When two missile controllers fail to launch a missile during a test launch due to uncertainty, government bigwig McKittrick (Dabney Coleman) introduces his superiors to WOPR (War Operation Plan Response), a giant super-computer that repeatedly plays games with itself to generate stats and results of possible nuclear war outcomes. The operation is given the go-ahead, and workers find themselves replaced by this metallic super- brain, that will deal with any potential nuclear threat to the US. High school punk David (Matthew Broderick) is a highly intelligent computer- obsessive who uses his hacking skills to change his grades on his high school system. When he learns that a company is releasing new breakthrough games in California, he scans the area for computers in order to hack into their mainframe. He stumbles upon a computer that lists many strange war games, including 'Global Thermonuclear War'. He begins a game, choosing to be Russia, but unbeknownst to him, he is actually playing WOPR who is playing the game for real. Soon David is brought in by the FBI who suspect him of working with the Russians, while the threat of global nuclear destruction lingers as WOPR carries on playing the 'game'.
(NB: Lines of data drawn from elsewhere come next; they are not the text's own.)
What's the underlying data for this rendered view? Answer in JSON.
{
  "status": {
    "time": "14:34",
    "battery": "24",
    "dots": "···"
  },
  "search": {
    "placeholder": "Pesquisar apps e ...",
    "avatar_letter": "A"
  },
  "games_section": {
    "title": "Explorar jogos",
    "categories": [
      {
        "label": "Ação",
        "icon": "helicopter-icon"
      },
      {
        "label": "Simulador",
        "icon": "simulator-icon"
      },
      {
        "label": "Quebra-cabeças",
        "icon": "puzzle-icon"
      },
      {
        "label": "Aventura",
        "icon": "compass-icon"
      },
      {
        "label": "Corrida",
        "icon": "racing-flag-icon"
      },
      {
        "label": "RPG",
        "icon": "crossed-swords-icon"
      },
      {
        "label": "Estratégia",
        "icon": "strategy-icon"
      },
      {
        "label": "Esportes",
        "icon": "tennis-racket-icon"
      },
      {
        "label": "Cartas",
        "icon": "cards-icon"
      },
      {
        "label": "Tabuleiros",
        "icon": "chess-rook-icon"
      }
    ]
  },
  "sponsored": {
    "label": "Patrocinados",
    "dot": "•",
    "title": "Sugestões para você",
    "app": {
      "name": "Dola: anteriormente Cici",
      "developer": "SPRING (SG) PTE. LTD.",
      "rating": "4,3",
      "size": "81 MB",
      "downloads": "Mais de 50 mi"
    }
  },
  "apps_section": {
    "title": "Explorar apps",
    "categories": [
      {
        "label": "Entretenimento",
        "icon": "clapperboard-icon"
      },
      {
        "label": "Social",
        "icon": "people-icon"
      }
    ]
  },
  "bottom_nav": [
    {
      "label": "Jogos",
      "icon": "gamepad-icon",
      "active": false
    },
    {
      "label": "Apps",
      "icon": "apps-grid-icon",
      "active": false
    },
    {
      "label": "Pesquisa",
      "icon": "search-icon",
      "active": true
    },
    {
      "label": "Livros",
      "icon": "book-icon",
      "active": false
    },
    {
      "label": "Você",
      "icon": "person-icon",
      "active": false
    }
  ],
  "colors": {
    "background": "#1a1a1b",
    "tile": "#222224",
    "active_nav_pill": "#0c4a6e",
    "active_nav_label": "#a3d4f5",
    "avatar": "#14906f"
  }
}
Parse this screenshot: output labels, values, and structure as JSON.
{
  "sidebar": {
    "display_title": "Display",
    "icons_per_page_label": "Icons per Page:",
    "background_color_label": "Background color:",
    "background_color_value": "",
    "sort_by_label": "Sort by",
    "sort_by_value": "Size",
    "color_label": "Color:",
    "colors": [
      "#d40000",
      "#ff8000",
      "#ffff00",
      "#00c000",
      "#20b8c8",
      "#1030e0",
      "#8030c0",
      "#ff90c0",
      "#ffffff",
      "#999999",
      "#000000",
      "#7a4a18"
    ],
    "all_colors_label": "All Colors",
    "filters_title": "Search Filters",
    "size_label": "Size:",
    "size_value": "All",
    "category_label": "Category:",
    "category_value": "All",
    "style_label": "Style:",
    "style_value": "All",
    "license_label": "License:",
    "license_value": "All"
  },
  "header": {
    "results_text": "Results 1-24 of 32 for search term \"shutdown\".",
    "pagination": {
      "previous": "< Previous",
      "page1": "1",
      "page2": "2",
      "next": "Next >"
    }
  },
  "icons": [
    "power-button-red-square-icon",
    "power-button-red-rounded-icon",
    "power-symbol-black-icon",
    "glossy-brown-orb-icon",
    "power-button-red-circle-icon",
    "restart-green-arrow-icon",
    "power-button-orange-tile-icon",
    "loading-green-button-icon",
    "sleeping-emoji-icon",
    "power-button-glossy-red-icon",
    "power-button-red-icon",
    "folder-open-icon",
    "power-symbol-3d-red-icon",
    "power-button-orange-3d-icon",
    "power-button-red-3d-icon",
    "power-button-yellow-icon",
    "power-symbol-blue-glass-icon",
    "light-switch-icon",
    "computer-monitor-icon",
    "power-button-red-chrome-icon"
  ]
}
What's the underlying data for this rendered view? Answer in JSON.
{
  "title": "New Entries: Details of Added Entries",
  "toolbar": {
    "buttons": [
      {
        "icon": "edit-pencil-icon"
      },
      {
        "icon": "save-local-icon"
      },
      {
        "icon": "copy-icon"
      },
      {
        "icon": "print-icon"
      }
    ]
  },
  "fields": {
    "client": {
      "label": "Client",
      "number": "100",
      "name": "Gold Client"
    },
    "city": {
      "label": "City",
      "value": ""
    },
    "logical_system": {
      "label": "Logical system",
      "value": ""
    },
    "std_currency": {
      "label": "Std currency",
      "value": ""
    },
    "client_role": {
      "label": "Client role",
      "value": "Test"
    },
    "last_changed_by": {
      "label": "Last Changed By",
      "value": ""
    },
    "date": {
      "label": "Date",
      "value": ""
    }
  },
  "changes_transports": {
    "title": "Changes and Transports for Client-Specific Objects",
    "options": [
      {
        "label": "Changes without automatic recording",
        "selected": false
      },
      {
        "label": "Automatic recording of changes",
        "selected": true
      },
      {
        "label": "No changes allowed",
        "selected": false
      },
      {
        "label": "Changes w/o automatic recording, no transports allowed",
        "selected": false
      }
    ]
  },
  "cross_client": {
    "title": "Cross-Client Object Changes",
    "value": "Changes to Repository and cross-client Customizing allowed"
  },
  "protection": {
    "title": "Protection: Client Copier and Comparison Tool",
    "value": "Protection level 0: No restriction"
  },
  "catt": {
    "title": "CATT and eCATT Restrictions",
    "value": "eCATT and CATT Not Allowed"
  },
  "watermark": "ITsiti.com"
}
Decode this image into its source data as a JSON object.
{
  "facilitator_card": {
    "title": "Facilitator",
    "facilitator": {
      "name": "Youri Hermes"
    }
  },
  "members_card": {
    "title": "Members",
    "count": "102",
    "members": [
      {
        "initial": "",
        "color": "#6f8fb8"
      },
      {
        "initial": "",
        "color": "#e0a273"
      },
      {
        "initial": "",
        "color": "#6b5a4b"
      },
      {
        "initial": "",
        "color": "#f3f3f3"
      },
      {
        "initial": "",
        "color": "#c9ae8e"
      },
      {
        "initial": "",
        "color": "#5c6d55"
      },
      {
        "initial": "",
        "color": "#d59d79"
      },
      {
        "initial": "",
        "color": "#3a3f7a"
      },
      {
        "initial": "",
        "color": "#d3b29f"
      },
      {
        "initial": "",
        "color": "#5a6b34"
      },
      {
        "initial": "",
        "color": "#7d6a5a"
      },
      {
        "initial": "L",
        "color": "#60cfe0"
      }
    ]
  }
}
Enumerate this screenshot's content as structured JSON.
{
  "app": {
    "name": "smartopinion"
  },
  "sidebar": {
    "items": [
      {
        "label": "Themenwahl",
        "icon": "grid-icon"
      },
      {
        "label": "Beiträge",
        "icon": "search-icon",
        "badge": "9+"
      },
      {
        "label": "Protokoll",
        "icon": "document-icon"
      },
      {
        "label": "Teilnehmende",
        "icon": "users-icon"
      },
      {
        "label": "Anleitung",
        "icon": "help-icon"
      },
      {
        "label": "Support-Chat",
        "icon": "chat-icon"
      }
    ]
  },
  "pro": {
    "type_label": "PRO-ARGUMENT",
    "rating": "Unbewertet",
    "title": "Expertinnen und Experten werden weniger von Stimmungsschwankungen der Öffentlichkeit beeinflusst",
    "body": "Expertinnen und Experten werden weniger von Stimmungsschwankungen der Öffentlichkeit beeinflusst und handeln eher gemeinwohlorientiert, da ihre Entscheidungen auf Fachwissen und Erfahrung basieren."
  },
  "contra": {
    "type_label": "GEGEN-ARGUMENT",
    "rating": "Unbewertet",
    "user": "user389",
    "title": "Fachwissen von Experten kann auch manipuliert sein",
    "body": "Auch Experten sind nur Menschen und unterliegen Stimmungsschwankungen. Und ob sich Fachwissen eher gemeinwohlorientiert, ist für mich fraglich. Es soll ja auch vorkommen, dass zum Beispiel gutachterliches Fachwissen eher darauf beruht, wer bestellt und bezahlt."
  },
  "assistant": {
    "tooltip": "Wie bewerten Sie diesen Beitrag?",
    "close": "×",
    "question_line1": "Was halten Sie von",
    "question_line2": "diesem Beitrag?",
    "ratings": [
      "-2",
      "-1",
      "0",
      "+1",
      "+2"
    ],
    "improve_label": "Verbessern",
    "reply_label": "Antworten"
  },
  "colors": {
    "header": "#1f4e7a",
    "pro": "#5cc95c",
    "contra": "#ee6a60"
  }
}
I viewed this film quite often when I was a child as I owned the VHS, but admittedly the film went over my head somewhat and I found it quite boring. Watching it now, I was shocked to find out this is a very good film, and it makes for a gripping adult thriller, while maintaining that 1980's kids-film-feel. The technical aspects shown on screen are extremely well-researched, and David's hacking activities make for exciting and interesting viewing. It's also fascinating to see the early giant, clunky computers of the 1980's and an early portrayal of the Internet. Overall, this is a highly entertaining thriller that is well acted, scripted and filmed (and even received three Academy Award nominations), and has plenty of those nostalgic qualities for us children of the 80's.
- Jan 11, 2012